- [Your task] Please reproduce the records, omitting nothing and changing nothing.

Collected data
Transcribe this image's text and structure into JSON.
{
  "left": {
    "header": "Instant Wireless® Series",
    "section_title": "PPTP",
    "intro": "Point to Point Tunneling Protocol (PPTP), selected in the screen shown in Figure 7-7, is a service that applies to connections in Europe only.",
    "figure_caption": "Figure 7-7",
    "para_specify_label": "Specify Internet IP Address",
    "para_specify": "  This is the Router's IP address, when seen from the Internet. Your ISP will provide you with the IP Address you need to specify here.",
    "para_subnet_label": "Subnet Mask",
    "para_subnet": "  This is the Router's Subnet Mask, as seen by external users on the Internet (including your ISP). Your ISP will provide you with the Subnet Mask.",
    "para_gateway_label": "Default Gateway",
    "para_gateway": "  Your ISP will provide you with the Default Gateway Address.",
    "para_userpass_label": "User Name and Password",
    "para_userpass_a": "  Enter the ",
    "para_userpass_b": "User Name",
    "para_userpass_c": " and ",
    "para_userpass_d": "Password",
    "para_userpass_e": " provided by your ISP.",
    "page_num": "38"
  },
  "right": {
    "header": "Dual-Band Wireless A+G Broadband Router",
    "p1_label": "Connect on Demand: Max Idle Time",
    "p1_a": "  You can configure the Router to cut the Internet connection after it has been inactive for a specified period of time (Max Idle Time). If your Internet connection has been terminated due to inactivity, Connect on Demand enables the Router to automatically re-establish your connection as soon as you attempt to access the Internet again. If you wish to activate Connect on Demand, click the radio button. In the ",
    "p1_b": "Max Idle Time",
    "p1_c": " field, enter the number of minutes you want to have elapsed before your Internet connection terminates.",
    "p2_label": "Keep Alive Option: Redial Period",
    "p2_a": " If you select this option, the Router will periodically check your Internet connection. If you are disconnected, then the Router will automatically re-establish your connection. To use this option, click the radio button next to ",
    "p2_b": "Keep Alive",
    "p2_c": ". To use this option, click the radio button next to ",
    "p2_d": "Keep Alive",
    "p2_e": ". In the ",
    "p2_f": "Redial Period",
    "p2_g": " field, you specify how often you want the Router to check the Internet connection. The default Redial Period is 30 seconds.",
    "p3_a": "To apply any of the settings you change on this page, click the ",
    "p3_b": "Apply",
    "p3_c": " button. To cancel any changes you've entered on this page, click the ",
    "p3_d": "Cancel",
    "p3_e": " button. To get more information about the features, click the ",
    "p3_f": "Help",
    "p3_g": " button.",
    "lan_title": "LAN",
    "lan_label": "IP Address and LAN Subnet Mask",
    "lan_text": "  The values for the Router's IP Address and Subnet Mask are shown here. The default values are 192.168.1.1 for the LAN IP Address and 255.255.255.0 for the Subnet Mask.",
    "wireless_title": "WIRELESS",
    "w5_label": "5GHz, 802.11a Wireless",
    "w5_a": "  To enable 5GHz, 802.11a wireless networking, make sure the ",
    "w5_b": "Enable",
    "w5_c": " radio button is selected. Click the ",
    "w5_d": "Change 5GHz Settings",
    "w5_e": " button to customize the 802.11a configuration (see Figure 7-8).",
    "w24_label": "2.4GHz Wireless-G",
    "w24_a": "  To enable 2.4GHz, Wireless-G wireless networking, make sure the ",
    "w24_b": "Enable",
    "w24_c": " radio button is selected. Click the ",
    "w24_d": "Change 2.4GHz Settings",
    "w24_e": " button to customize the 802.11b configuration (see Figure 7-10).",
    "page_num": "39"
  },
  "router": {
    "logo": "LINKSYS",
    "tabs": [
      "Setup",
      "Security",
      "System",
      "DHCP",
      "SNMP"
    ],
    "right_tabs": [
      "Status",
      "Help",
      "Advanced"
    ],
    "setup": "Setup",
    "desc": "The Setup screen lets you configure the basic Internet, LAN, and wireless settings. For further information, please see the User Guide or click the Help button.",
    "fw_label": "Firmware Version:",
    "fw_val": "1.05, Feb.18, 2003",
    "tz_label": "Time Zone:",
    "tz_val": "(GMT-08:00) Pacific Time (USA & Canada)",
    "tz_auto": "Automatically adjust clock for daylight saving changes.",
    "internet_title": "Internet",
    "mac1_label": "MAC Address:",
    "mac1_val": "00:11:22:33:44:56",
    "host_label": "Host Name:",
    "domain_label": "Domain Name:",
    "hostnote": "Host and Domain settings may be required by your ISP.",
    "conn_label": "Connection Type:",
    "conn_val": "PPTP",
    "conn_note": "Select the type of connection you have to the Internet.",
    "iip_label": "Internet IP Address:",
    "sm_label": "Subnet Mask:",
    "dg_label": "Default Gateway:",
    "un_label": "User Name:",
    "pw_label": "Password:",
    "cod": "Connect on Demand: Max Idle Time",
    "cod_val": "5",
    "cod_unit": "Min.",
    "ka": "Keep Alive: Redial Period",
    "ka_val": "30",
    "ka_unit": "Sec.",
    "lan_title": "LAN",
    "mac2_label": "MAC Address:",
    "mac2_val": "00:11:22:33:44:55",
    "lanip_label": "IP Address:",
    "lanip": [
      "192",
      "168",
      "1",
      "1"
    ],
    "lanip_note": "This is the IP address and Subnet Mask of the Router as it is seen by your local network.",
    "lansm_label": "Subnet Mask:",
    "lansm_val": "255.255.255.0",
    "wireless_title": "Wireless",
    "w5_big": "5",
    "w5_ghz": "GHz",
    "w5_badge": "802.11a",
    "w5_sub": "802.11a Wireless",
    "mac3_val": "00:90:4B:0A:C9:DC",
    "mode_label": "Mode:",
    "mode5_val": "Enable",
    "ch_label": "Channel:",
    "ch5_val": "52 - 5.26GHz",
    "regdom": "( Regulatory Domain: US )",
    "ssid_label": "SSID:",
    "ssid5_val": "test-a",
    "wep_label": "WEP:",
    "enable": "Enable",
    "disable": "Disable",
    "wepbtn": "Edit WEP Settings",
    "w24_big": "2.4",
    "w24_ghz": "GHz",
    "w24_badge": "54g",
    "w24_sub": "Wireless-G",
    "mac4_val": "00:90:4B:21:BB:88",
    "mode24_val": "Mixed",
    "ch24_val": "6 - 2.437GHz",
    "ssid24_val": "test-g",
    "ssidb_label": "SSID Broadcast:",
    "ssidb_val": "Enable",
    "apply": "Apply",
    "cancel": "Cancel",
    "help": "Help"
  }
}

- [Finished exercise]
Transcribe this image's text and structure into JSON.
{
  "left": {
    "header": "Instant Wireless® Series",
    "section_title": "PPTP",
    "intro": "Point to Point Tunneling Protocol (PPTP), selected in the screen shown in Figure 7-7, is a service that applies to connections in Europe only.",
    "figure_caption": "Figure 7-7",
    "para_specify_label": "Specify Internet IP Address",
    "para_specify": "  This is the Router's IP address, when seen from the Internet. Your ISP will provide you with the IP Address you need to specify here.",
    "para_subnet_label": "Subnet Mask",
    "para_subnet": "  This is the Router's Subnet Mask, as seen by external users on the Internet (including your ISP). Your ISP will provide you with the Subnet Mask.",
    "para_gateway_label": "Default Gateway",
    "para_gateway": "  Your ISP will provide you with the Default Gateway Address.",
    "para_userpass_label": "User Name and Password",
    "para_userpass_a": "  Enter the ",
    "para_userpass_b": "User Name",
    "para_userpass_c": " and ",
    "para_userpass_d": "Password",
    "para_userpass_e": " provided by your ISP.",
    "page_num": "38"
  },
  "right": {
    "header": "Dual-Band Wireless A+G Broadband Router",
    "p1_label": "Connect on Demand: Max Idle Time",
    "p1_a": "  You can configure the Router to cut the Internet connection after it has been inactive for a specified period of time (Max Idle Time). If your Internet connection has been terminated due to inactivity, Connect on Demand enables the Router to automatically re-establish your connection as soon as you attempt to access the Internet again. If you wish to activate Connect on Demand, click the radio button. In the ",
    "p1_b": "Max Idle Time",
    "p1_c": " field, enter the number of minutes you want to have elapsed before your Internet connection terminates.",
    "p2_label": "Keep Alive Option: Redial Period",
    "p2_a": " If you select this option, the Router will periodically check your Internet connection. If you are disconnected, then the Router will automatically re-establish your connection. To use this option, click the radio button next to ",
    "p2_b": "Keep Alive",
    "p2_c": ". To use this option, click the radio button next to ",
    "p2_d": "Keep Alive",
    "p2_e": ". In the ",
    "p2_f": "Redial Period",
    "p2_g": " field, you specify how often you want the Router to check the Internet connection. The default Redial Period is 30 seconds.",
    "p3_a": "To apply any of the settings you change on this page, click the ",
    "p3_b": "Apply",
    "p3_c": " button. To cancel any changes you've entered on this page, click the ",
    "p3_d": "Cancel",
    "p3_e": " button. To get more information about the features, click the ",
    "p3_f": "Help",
    "p3_g": " button.",
    "lan_title": "LAN",
    "lan_label": "IP Address and LAN Subnet Mask",
    "lan_text": "  The values for the Router's IP Address and Subnet Mask are shown here. The default values are 192.168.1.1 for the LAN IP Address and 255.255.255.0 for the Subnet Mask.",
    "wireless_title": "WIRELESS",
    "w5_label": "5GHz, 802.11a Wireless",
    "w5_a": "  To enable 5GHz, 802.11a wireless networking, make sure the ",
    "w5_b": "Enable",
    "w5_c": " radio button is selected. Click the ",
    "w5_d": "Change 5GHz Settings",
    "w5_e": " button to customize the 802.11a configuration (see Figure 7-8).",
    "w24_label": "2.4GHz Wireless-G",
    "w24_a": "  To enable 2.4GHz, Wireless-G wireless networking, make sure the ",
    "w24_b": "Enable",
    "w24_c": " radio button is selected. Click the ",
    "w24_d": "Change 2.4GHz Settings",
    "w24_e": " button to customize the 802.11b configuration (see Figure 7-10).",
    "page_num": "39"
  },
  "router": {
    "logo": "LINKSYS",
    "tabs": [
      "Setup",
      "Security",
      "System",
      "DHCP",
      "SNMP"
    ],
    "right_tabs": [
      "Status",
      "Help",
      "Advanced"
    ],
    "setup": "Setup",
    "desc": "The Setup screen lets you configure the basic Internet, LAN, and wireless settings. For further information, please see the User Guide or click the Help button.",
    "fw_label": "Firmware Version:",
    "fw_val": "1.05, Feb.18, 2003",
    "tz_label": "Time Zone:",
    "tz_val": "(GMT-08:00) Pacific Time (USA & Canada)",
    "tz_auto": "Automatically adjust clock for daylight saving changes.",
    "internet_title": "Internet",
    "mac1_label": "MAC Address:",
    "mac1_val": "00:11:22:33:44:56",
    "host_label": "Host Name:",
    "domain_label": "Domain Name:",
    "hostnote": "Host and Domain settings may be required by your ISP.",
    "conn_label": "Connection Type:",
    "conn_val": "PPTP",
    "conn_note": "Select the type of connection you have to the Internet.",
    "iip_label": "Internet IP Address:",
    "sm_label": "Subnet Mask:",
    "dg_label": "Default Gateway:",
    "un_label": "User Name:",
    "pw_label": "Password:",
    "cod": "Connect on Demand: Max Idle Time",
    "cod_val": "5",
    "cod_unit": "Min.",
    "ka": "Keep Alive: Redial Period",
    "ka_val": "30",
    "ka_unit": "Sec.",
    "lan_title": "LAN",
    "mac2_label": "MAC Address:",
    "mac2_val": "00:11:22:33:44:55",
    "lanip_label": "IP Address:",
    "lanip": [
      "192",
      "168",
      "1",
      "1"
    ],
    "lanip_note": "This is the IP address and Subnet Mask of the Router as it is seen by your local network.",
    "lansm_label": "Subnet Mask:",
    "lansm_val": "255.255.255.0",
    "wireless_title": "Wireless",
    "w5_big": "5",
    "w5_ghz": "GHz",
    "w5_badge": "802.11a",
    "w5_sub": "802.11a Wireless",
    "mac3_val": "00:90:4B:0A:C9:DC",
    "mode_label": "Mode:",
    "mode5_val": "Enable",
    "ch_label": "Channel:",
    "ch5_val": "52 - 5.26GHz",
    "regdom": "( Regulatory Domain: US )",
    "ssid_label": "SSID:",
    "ssid5_val": "test-a",
    "wep_label": "WEP:",
    "enable": "Enable",
    "disable": "Disable",
    "wepbtn": "Edit WEP Settings",
    "w24_big": "2.4",
    "w24_ghz": "GHz",
    "w24_badge": "54g",
    "w24_sub": "Wireless-G",
    "mac4_val": "00:90:4B:21:BB:88",
    "mode24_val": "Mixed",
    "ch24_val": "6 - 2.437GHz",
    "ssid24_val": "test-g",
    "ssidb_label": "SSID Broadcast:",
    "ssidb_val": "Enable",
    "apply": "Apply",
    "cancel": "Cancel",
    "help": "Help"
  }
}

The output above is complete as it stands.